The blog defines itself as describing “Celebrity, Sex and Fashion for women.”  These three categories loosely divide most of the content on Jezebel. The “celebrity” indicates content that focuses on gossip and celebrity news, including a feature called “Dirt Bag” which lists celebrity gossip, and “Snap Judgment” which shows pictures of celebrities, and asks commentators their opinions.   One common celebrity article is “midweek madness,” which analyzes the celebrity tabloid magazine covers for the week, playfully mocking the focus on celebrity pregnancy (Mascia 2010). The “sex” content focuses on issues related to women, including women’s health news, personal relationship and motherhood anecdotes, accomplishments by women in news and similar content. The “fashion” category harkens back to Jezebel’s proclaimed roots as an alternate to traditional women’s magazines, (Holmes 2007) and takes up a smaller portion then the other two categories.  There are segments such as “Rag Trade,” which outline news about designers and the fashion world, snf “Photoshop of Horrors”, which shows egregious use of Photoshop in advertising, as well as reviews of fashion shows (Mascia 2010). However, as a member of Gawker empire, the payment of the writers is driven by page views (Grigoriadis 2007). This leads to a de facto fourth category, composed of labels such as “squee” and “aww” which, as their titles suggest include videos of cute children, adorable animals and other videos which are going viral from websites like YouTube and Vimeo. These videos  are what Denton describes as “palette cleansers” – softer pieces to dilute the snark that may driver advertisers away. (Denton 2010) All of this content is compiled to form what Jezebel views as what women want to hear about.

Works Cited:

Denton, Nick. “Why Gawker Is Moving beyond the Blog.” Lifehacker. Gawker Media, 30 Nov. 2010. Web. 21 Mar. 2012. <http://lifehacker.com/5701749/why-gawker-is-moving-beyond-the-blog&gt;.

Grigoriadis, Vanessa. “Gawker and the Rage of the Creative Underclass.” New York News & Features. New York Magazine, 14 Oct. 2007. Web. 22 Mar. 2012. <http://nymag.com/news/features/39319/&gt;.

Mascia, Jennifer. “A Web Site That’s Not Afraid to Pick a Fight.” NYTimes.com. New York Times, 12 July 2010. Web. 23 Mar. 2012. <http://query.nytimes.com/gst/fullpage.html?res=9B0CEEDB103BF931A25754C0A9669D8B63&gt;.

McCarthy, Amy. “Self-Righteousness, Gwyneth Paltrow, and Celebrity Gossip: Why Jezebel Is Ultimately Bad For The Feminist Movement.” Feminists for Choice.

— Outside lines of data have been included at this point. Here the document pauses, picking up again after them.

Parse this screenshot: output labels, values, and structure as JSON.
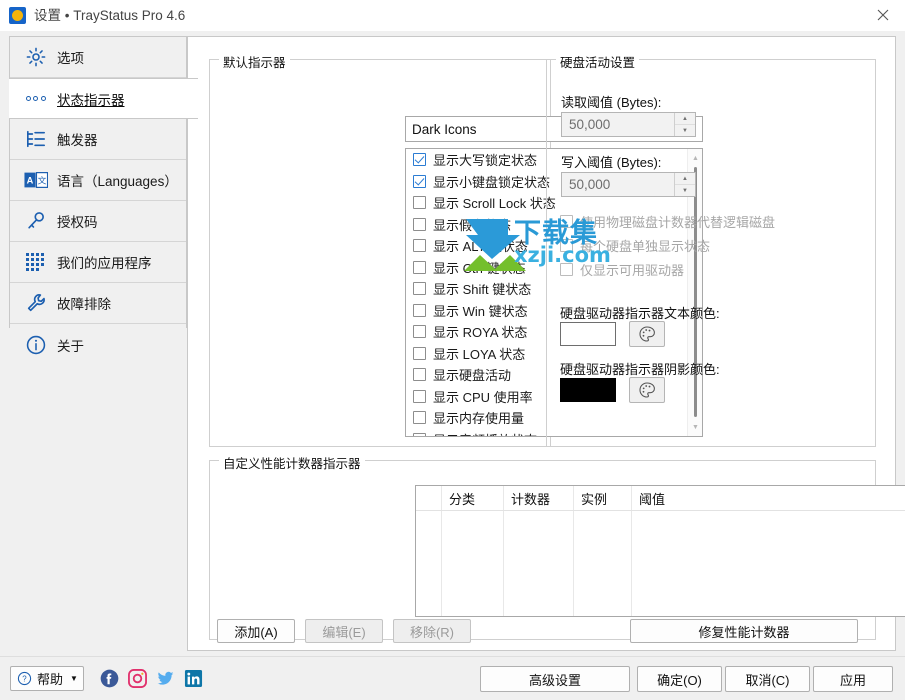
{
  "window": {
    "title": "设置 • TrayStatus Pro 4.6",
    "close_label": "✕",
    "icon": "app-icon"
  },
  "sidebar": {
    "items": [
      {
        "label": "选项",
        "icon": "gear-icon",
        "selected": false
      },
      {
        "label": "状态指示器",
        "icon": "dots-icon",
        "selected": true
      },
      {
        "label": "触发器",
        "icon": "trigger-tree-icon",
        "selected": false
      },
      {
        "label": "语言（Languages）",
        "icon": "language-icon",
        "selected": false
      },
      {
        "label": "授权码",
        "icon": "key-icon",
        "selected": false
      },
      {
        "label": "我们的应用程序",
        "icon": "apps-grid-icon",
        "selected": false
      },
      {
        "label": "故障排除",
        "icon": "wrench-icon",
        "selected": false
      },
      {
        "label": "关于",
        "icon": "info-icon",
        "selected": false
      }
    ]
  },
  "default_indicators": {
    "group_title": "默认指示器",
    "combo": {
      "value": "Dark Icons",
      "caret": "▼"
    },
    "items": [
      {
        "label": "显示大写锁定状态",
        "checked": true,
        "disabled": false
      },
      {
        "label": "显示小键盘锁定状态",
        "checked": true,
        "disabled": false
      },
      {
        "label": "显示 Scroll Lock 状态",
        "checked": false,
        "disabled": false
      },
      {
        "label": "显示假名状态",
        "checked": false,
        "disabled": false
      },
      {
        "label": "显示 ALT 键状态",
        "checked": false,
        "disabled": false
      },
      {
        "label": "显示 Ctrl 键状态",
        "checked": false,
        "disabled": false
      },
      {
        "label": "显示 Shift 键状态",
        "checked": false,
        "disabled": false
      },
      {
        "label": "显示 Win 键状态",
        "checked": false,
        "disabled": false
      },
      {
        "label": "显示 ROYA 状态",
        "checked": false,
        "disabled": false
      },
      {
        "label": "显示 LOYA 状态",
        "checked": false,
        "disabled": false
      },
      {
        "label": "显示硬盘活动",
        "checked": false,
        "disabled": false
      },
      {
        "label": "显示 CPU 使用率",
        "checked": false,
        "disabled": false
      },
      {
        "label": "显示内存使用量",
        "checked": false,
        "disabled": false
      },
      {
        "label": "显示音频播放状态",
        "checked": false,
        "disabled": false
      }
    ]
  },
  "disk_settings": {
    "group_title": "硬盘活动设置",
    "read_label": "读取阈值 (Bytes):",
    "read_value": "50,000",
    "write_label": "写入阈值 (Bytes):",
    "write_value": "50,000",
    "checkboxes": [
      {
        "label": "使用物理磁盘计数器代替逻辑磁盘",
        "checked": false,
        "disabled": true
      },
      {
        "label": "每个硬盘单独显示状态",
        "checked": false,
        "disabled": true
      },
      {
        "label": "仅显示可用驱动器",
        "checked": false,
        "disabled": true
      }
    ],
    "text_color_label": "硬盘驱动器指示器文本颜色:",
    "text_color_value": "#ffffff",
    "shadow_color_label": "硬盘驱动器指示器阴影颜色:",
    "shadow_color_value": "#000000",
    "palette_icon": "palette-icon",
    "spin_up": "▲",
    "spin_down": "▼"
  },
  "perf_counters": {
    "group_title": "自定义性能计数器指示器",
    "columns": [
      "分类",
      "计数器",
      "实例",
      "阈值"
    ],
    "rows": [],
    "buttons": {
      "add": {
        "label": "添加(A)",
        "disabled": false
      },
      "edit": {
        "label": "编辑(E)",
        "disabled": true
      },
      "remove": {
        "label": "移除(R)",
        "disabled": true
      },
      "repair": {
        "label": "修复性能计数器",
        "disabled": false
      }
    }
  },
  "footer": {
    "help_label": "帮助",
    "help_caret": "▼",
    "help_icon": "question-circle-icon",
    "social": [
      {
        "name": "facebook-icon",
        "color": "#3b5998"
      },
      {
        "name": "instagram-icon",
        "color": "#e1306c"
      },
      {
        "name": "twitter-icon",
        "color": "#55acee"
      },
      {
        "name": "linkedin-icon",
        "color": "#0e76a8"
      }
    ],
    "buttons": [
      {
        "label": "高级设置"
      },
      {
        "label": "确定(O)"
      },
      {
        "label": "取消(C)"
      },
      {
        "label": "应用"
      }
    ]
  },
  "watermark": {
    "line1": "下载集",
    "line2": "xzji.com",
    "logo_blue": "#2b9ad8",
    "logo_green": "#74bf2c"
  }
}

Feminist for Choice, 8 Sept. 2011. Web. 20 Mar. 2012. <http://feministsforchoice.com/self-righteousness-gwyneth-paltrow-and-celebrity-gossip-why-jezebel-is-ultimately-bad-for-the-feminist-movement.htm&gt;.